The worldwide incidence of autism is 1 out of every 68 births. Stem cell therapy is now available to all patients with autism or autism spectrum disorder (ASD) around the world. Here at Cedar Stem Cell Institute in Columbus, Ohio, we offer treatment options to patients 16 years or older.
What is autism?
Autism or Autism spectrum disorder (ASD) refers to a group of complex neurodevelopment disorders characterized by repetitive and characteristic patterns of behavior and difficulties with social communication and interaction. The symptoms are present from early childhood and affect daily functioning.
The term “spectrum” refers to the wide range of symptoms, skills, and levels of disability in functioning that can occur in people with ASD. Some children and adults with ASD are fully able to perform all activities of daily living while others require substantial support to perform basic activities. The DSM classification of Disorders (DSM-5, published in 2013) defines ASD to include Asperger syndrome, childhood disintegrative disorder, and pervasive developmental disorders not otherwise specified (PDD-NOS) as part of ASD rather than as separate disorders. A diagnosis of ASD includes an assessment of intellectual disability and language impairment.

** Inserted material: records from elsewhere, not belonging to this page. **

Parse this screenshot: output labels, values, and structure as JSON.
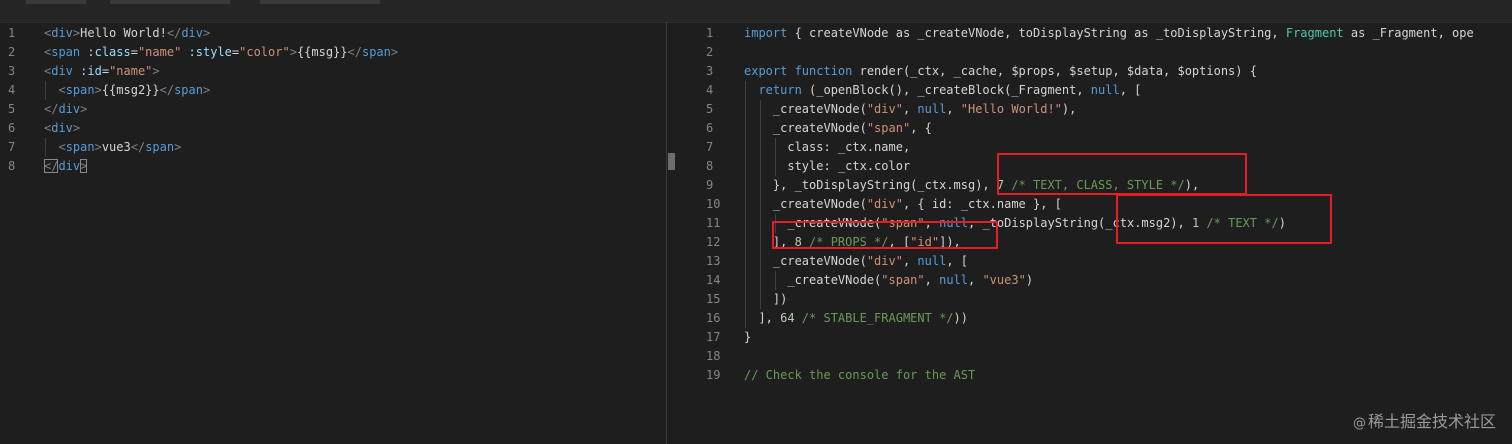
{
  "left_editor": {
    "lines": [
      {
        "n": "1",
        "tokens": [
          {
            "t": "<",
            "c": "br"
          },
          {
            "t": "div",
            "c": "tag"
          },
          {
            "t": ">",
            "c": "br"
          },
          {
            "t": "Hello World!",
            "c": "pl"
          },
          {
            "t": "</",
            "c": "br"
          },
          {
            "t": "div",
            "c": "tag"
          },
          {
            "t": ">",
            "c": "br"
          }
        ]
      },
      {
        "n": "2",
        "tokens": [
          {
            "t": "<",
            "c": "br"
          },
          {
            "t": "span",
            "c": "tag"
          },
          {
            "t": " :class",
            "c": "attr"
          },
          {
            "t": "=",
            "c": "pl"
          },
          {
            "t": "\"name\"",
            "c": "str"
          },
          {
            "t": " :style",
            "c": "attr"
          },
          {
            "t": "=",
            "c": "pl"
          },
          {
            "t": "\"color\"",
            "c": "str"
          },
          {
            "t": ">",
            "c": "br"
          },
          {
            "t": "{{msg}}",
            "c": "pl"
          },
          {
            "t": "</",
            "c": "br"
          },
          {
            "t": "span",
            "c": "tag"
          },
          {
            "t": ">",
            "c": "br"
          }
        ]
      },
      {
        "n": "3",
        "tokens": [
          {
            "t": "<",
            "c": "br"
          },
          {
            "t": "div",
            "c": "tag"
          },
          {
            "t": " :id",
            "c": "attr"
          },
          {
            "t": "=",
            "c": "pl"
          },
          {
            "t": "\"name\"",
            "c": "str"
          },
          {
            "t": ">",
            "c": "br"
          }
        ]
      },
      {
        "n": "4",
        "tokens": [
          {
            "t": "  <",
            "c": "br"
          },
          {
            "t": "span",
            "c": "tag"
          },
          {
            "t": ">",
            "c": "br"
          },
          {
            "t": "{{msg2}}",
            "c": "pl"
          },
          {
            "t": "</",
            "c": "br"
          },
          {
            "t": "span",
            "c": "tag"
          },
          {
            "t": ">",
            "c": "br"
          }
        ]
      },
      {
        "n": "5",
        "tokens": [
          {
            "t": "</",
            "c": "br"
          },
          {
            "t": "div",
            "c": "tag"
          },
          {
            "t": ">",
            "c": "br"
          }
        ]
      },
      {
        "n": "6",
        "tokens": [
          {
            "t": "<",
            "c": "br"
          },
          {
            "t": "div",
            "c": "tag"
          },
          {
            "t": ">",
            "c": "br"
          }
        ]
      },
      {
        "n": "7",
        "tokens": [
          {
            "t": "  <",
            "c": "br"
          },
          {
            "t": "span",
            "c": "tag"
          },
          {
            "t": ">",
            "c": "br"
          },
          {
            "t": "vue3",
            "c": "pl"
          },
          {
            "t": "</",
            "c": "br"
          },
          {
            "t": "span",
            "c": "tag"
          },
          {
            "t": ">",
            "c": "br"
          }
        ]
      },
      {
        "n": "8",
        "tokens": [
          {
            "t": "</",
            "c": "br"
          },
          {
            "t": "div",
            "c": "tag"
          },
          {
            "t": ">",
            "c": "br"
          }
        ]
      }
    ]
  },
  "right_editor": {
    "lines": [
      {
        "n": "1",
        "tokens": [
          {
            "t": "import",
            "c": "kw"
          },
          {
            "t": " { createVNode as _createVNode, toDisplayString as _toDisplayString, ",
            "c": "pl"
          },
          {
            "t": "Fragment",
            "c": "cls"
          },
          {
            "t": " as _Fragment, ope",
            "c": "pl"
          }
        ]
      },
      {
        "n": "2",
        "tokens": []
      },
      {
        "n": "3",
        "tokens": [
          {
            "t": "export function",
            "c": "kw"
          },
          {
            "t": " render(_ctx, _cache, $props, $setup, $data, $options) {",
            "c": "pl"
          }
        ]
      },
      {
        "n": "4",
        "tokens": [
          {
            "t": "  ",
            "c": "pl"
          },
          {
            "t": "return",
            "c": "kw"
          },
          {
            "t": " (_openBlock(), _createBlock(_Fragment, ",
            "c": "pl"
          },
          {
            "t": "null",
            "c": "kw"
          },
          {
            "t": ", [",
            "c": "pl"
          }
        ]
      },
      {
        "n": "5",
        "tokens": [
          {
            "t": "    _createVNode(",
            "c": "pl"
          },
          {
            "t": "\"div\"",
            "c": "str"
          },
          {
            "t": ", ",
            "c": "pl"
          },
          {
            "t": "null",
            "c": "kw"
          },
          {
            "t": ", ",
            "c": "pl"
          },
          {
            "t": "\"Hello World!\"",
            "c": "str"
          },
          {
            "t": "),",
            "c": "pl"
          }
        ]
      },
      {
        "n": "6",
        "tokens": [
          {
            "t": "    _createVNode(",
            "c": "pl"
          },
          {
            "t": "\"span\"",
            "c": "str"
          },
          {
            "t": ", {",
            "c": "pl"
          }
        ]
      },
      {
        "n": "7",
        "tokens": [
          {
            "t": "      class: _ctx.name,",
            "c": "pl"
          }
        ]
      },
      {
        "n": "8",
        "tokens": [
          {
            "t": "      style: _ctx.color",
            "c": "pl"
          }
        ]
      },
      {
        "n": "9",
        "tokens": [
          {
            "t": "    }, _toDisplayString(_ctx.msg), ",
            "c": "pl"
          },
          {
            "t": "7",
            "c": "num"
          },
          {
            "t": " /* TEXT, CLASS, STYLE */",
            "c": "cm"
          },
          {
            "t": "),",
            "c": "pl"
          }
        ]
      },
      {
        "n": "10",
        "tokens": [
          {
            "t": "    _createVNode(",
            "c": "pl"
          },
          {
            "t": "\"div\"",
            "c": "str"
          },
          {
            "t": ", { id: _ctx.name }, [",
            "c": "pl"
          }
        ]
      },
      {
        "n": "11",
        "tokens": [
          {
            "t": "      _createVNode(",
            "c": "pl"
          },
          {
            "t": "\"span\"",
            "c": "str"
          },
          {
            "t": ", ",
            "c": "pl"
          },
          {
            "t": "null",
            "c": "kw"
          },
          {
            "t": ", _toDisplayString(_ctx.msg2), ",
            "c": "pl"
          },
          {
            "t": "1",
            "c": "num"
          },
          {
            "t": " /* TEXT */",
            "c": "cm"
          },
          {
            "t": ")",
            "c": "pl"
          }
        ]
      },
      {
        "n": "12",
        "tokens": [
          {
            "t": "    ], ",
            "c": "pl"
          },
          {
            "t": "8",
            "c": "num"
          },
          {
            "t": " /* PROPS */",
            "c": "cm"
          },
          {
            "t": ", [",
            "c": "pl"
          },
          {
            "t": "\"id\"",
            "c": "str"
          },
          {
            "t": "]),",
            "c": "pl"
          }
        ]
      },
      {
        "n": "13",
        "tokens": [
          {
            "t": "    _createVNode(",
            "c": "pl"
          },
          {
            "t": "\"div\"",
            "c": "str"
          },
          {
            "t": ", ",
            "c": "pl"
          },
          {
            "t": "null",
            "c": "kw"
          },
          {
            "t": ", [",
            "c": "pl"
          }
        ]
      },
      {
        "n": "14",
        "tokens": [
          {
            "t": "      _createVNode(",
            "c": "pl"
          },
          {
            "t": "\"span\"",
            "c": "str"
          },
          {
            "t": ", ",
            "c": "pl"
          },
          {
            "t": "null",
            "c": "kw"
          },
          {
            "t": ", ",
            "c": "pl"
          },
          {
            "t": "\"vue3\"",
            "c": "str"
          },
          {
            "t": ")",
            "c": "pl"
          }
        ]
      },
      {
        "n": "15",
        "tokens": [
          {
            "t": "    ])",
            "c": "pl"
          }
        ]
      },
      {
        "n": "16",
        "tokens": [
          {
            "t": "  ], ",
            "c": "pl"
          },
          {
            "t": "64",
            "c": "num"
          },
          {
            "t": " /* STABLE_FRAGMENT */",
            "c": "cm"
          },
          {
            "t": "))",
            "c": "pl"
          }
        ]
      },
      {
        "n": "17",
        "tokens": [
          {
            "t": "}",
            "c": "pl"
          }
        ]
      },
      {
        "n": "18",
        "tokens": []
      },
      {
        "n": "19",
        "tokens": [
          {
            "t": "// Check the console for the AST",
            "c": "cm"
          }
        ]
      }
    ]
  },
  "watermark": {
    "symbol": "@",
    "text": "稀土掘金技术社区"
  },
  "colors": {
    "highlight": "#e31e24",
    "background": "#1e1e1e"
  }
}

ASD occurs in every racial and ethnic group, and across all socioeconomic levels. However, boys are significantly more likely to develop ASD than girls. The latest analysis from the Centers for Disease Control (CDC) estimates that 1 in 68 children have ASD. At present, there is no cure, only palliative support and behavioral therapy. In some cases medicine is given to assist with attention deficit and seizures. However, stem cells and regenerative medicine give us some early signs of hope.
How can stem cell therapy treat autism?
Through intrathecal injection–injecting stem cells directly into the spinal canal–these stem cells are showing to improve neurological function. The cells used are called mesenchymal stem cells (MSCs). Mesenchymal stem cells (MSCs) are multipotent cells that can differentiate into a variety of cells such as cartilage cells, muscle cells, fat cells, and even bone cells. One study of several patients showed about 88% incidence of neurological improvement after intrathecal injection of mesenchymal stem cells¹.
At Cedar Stem Cell Institute in Columbus, Ohio, we offer treatment options for autism, including intrathecal mesenchymal stem cell therapy with and without platelet-rich plasma (PRP) .
¹ Sharma A, Gokulchandran N, Chopra G,et al, Cell Transplant.2012;21 Suppl 1:S79-90.
Sharma A, Badhe P, Gokulchandran N, Kulkarni P, Mishra P, Shetty A, Sane H. An Improved Case of Autism as Revealed by PET CT Scan in Patient Transplanted with Autologous Bone Marrow Derived Mononuclear Cells.J Stem Cell Res Ther. 2013;3:139.
Siniscalco D, et al 2013: Perspectives on the use of stem cells for autism treatment. Stem Cells Int 2013;262438
Siniscalco D et al 2014: World J Stem Cells 2014 Apr 26; 6(2): 173-178. Mescenchymal stem cells in treating autism: Novel insights